## [What to work on]
The pictures get left out, but everything else in the listing below must be duplicated exactly.

## [Given records]
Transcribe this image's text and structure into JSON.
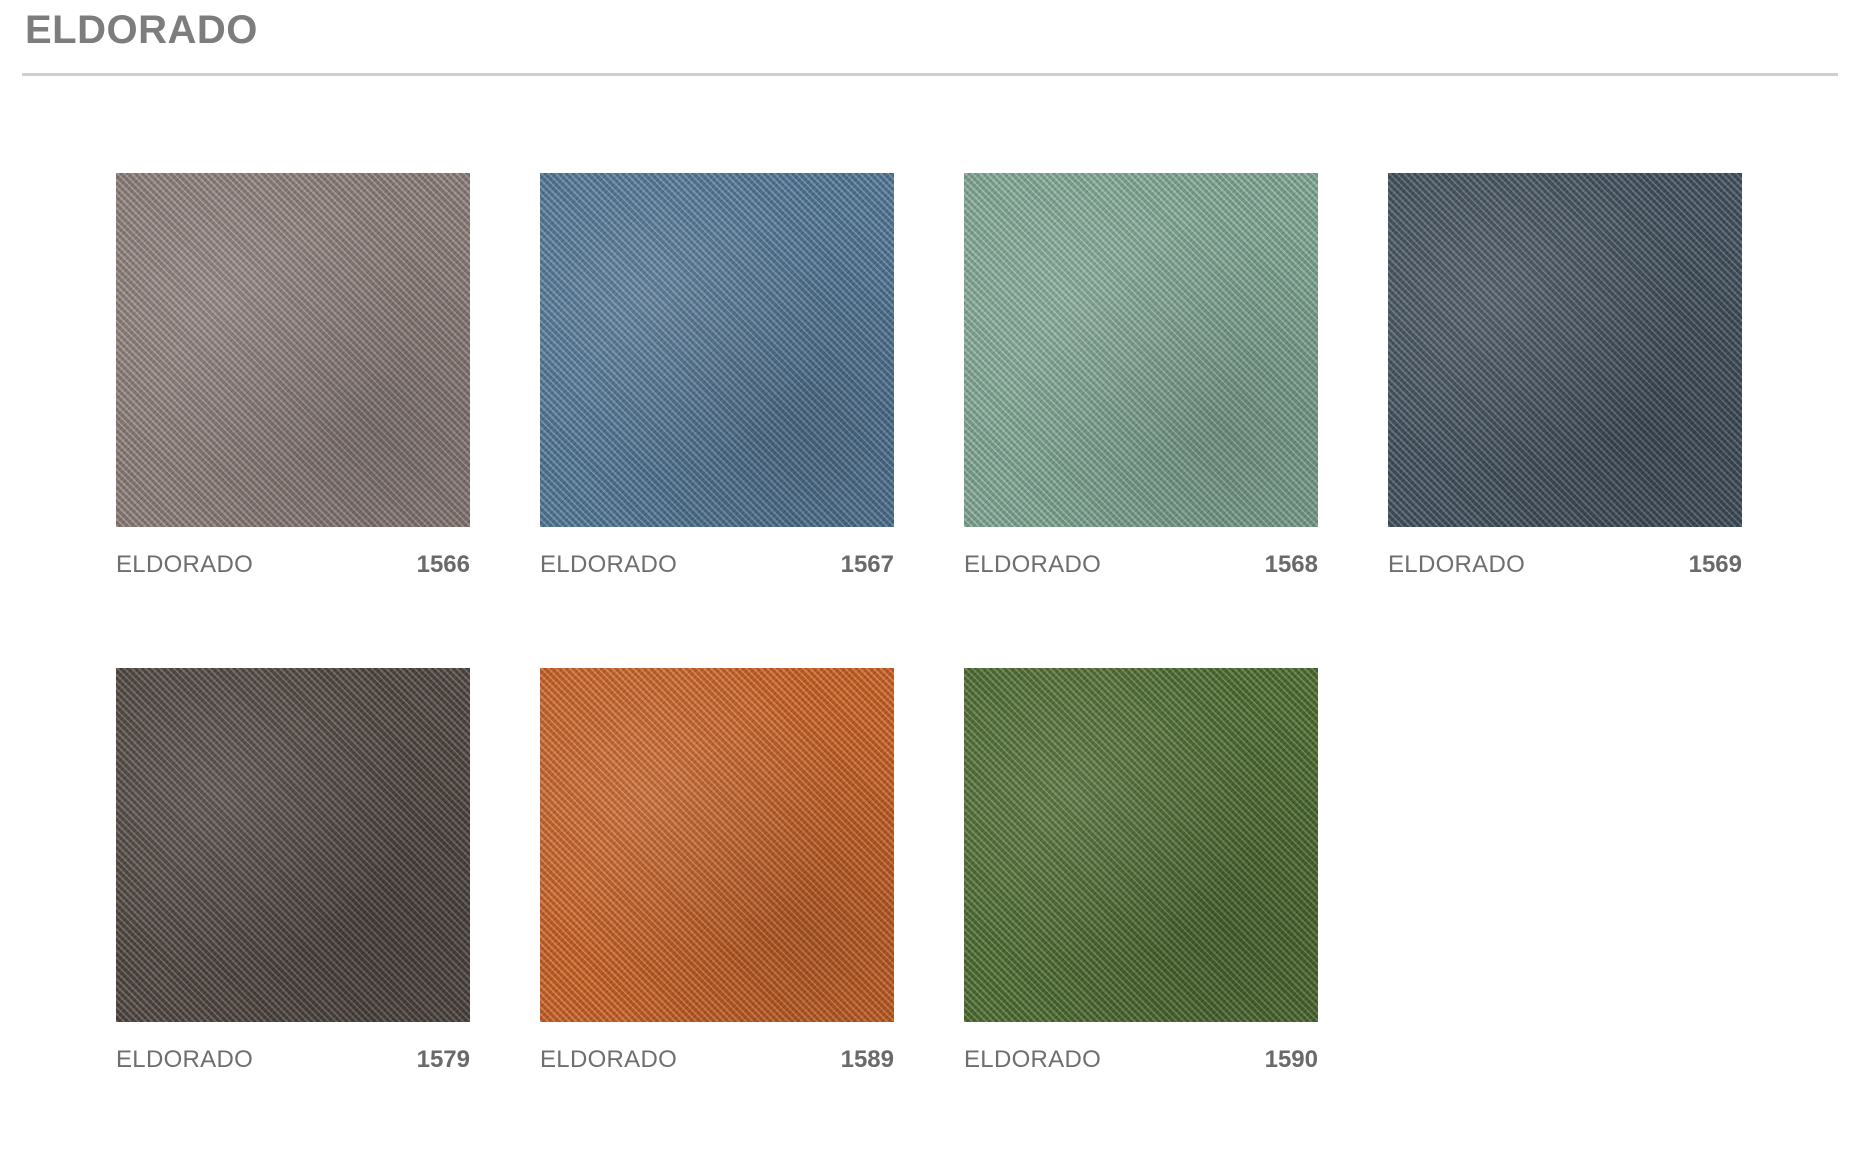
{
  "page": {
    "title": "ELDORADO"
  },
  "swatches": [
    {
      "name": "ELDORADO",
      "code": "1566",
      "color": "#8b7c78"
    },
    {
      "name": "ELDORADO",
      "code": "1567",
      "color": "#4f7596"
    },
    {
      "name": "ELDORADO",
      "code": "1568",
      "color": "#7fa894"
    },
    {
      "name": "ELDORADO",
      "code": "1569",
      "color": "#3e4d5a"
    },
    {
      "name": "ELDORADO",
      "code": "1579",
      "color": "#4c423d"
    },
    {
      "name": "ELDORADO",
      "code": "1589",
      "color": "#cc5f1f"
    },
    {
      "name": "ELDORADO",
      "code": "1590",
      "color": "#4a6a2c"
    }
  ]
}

## [Exercise result]
Transcribe this image's text and structure into JSON.
{
  "page": {
    "title": "ELDORADO"
  },
  "swatches": [
    {
      "name": "ELDORADO",
      "code": "1566",
      "color": "#8b7c78"
    },
    {
      "name": "ELDORADO",
      "code": "1567",
      "color": "#4f7596"
    },
    {
      "name": "ELDORADO",
      "code": "1568",
      "color": "#7fa894"
    },
    {
      "name": "ELDORADO",
      "code": "1569",
      "color": "#3e4d5a"
    },
    {
      "name": "ELDORADO",
      "code": "1579",
      "color": "#4c423d"
    },
    {
      "name": "ELDORADO",
      "code": "1589",
      "color": "#cc5f1f"
    },
    {
      "name": "ELDORADO",
      "code": "1590",
      "color": "#4a6a2c"
    }
  ]
}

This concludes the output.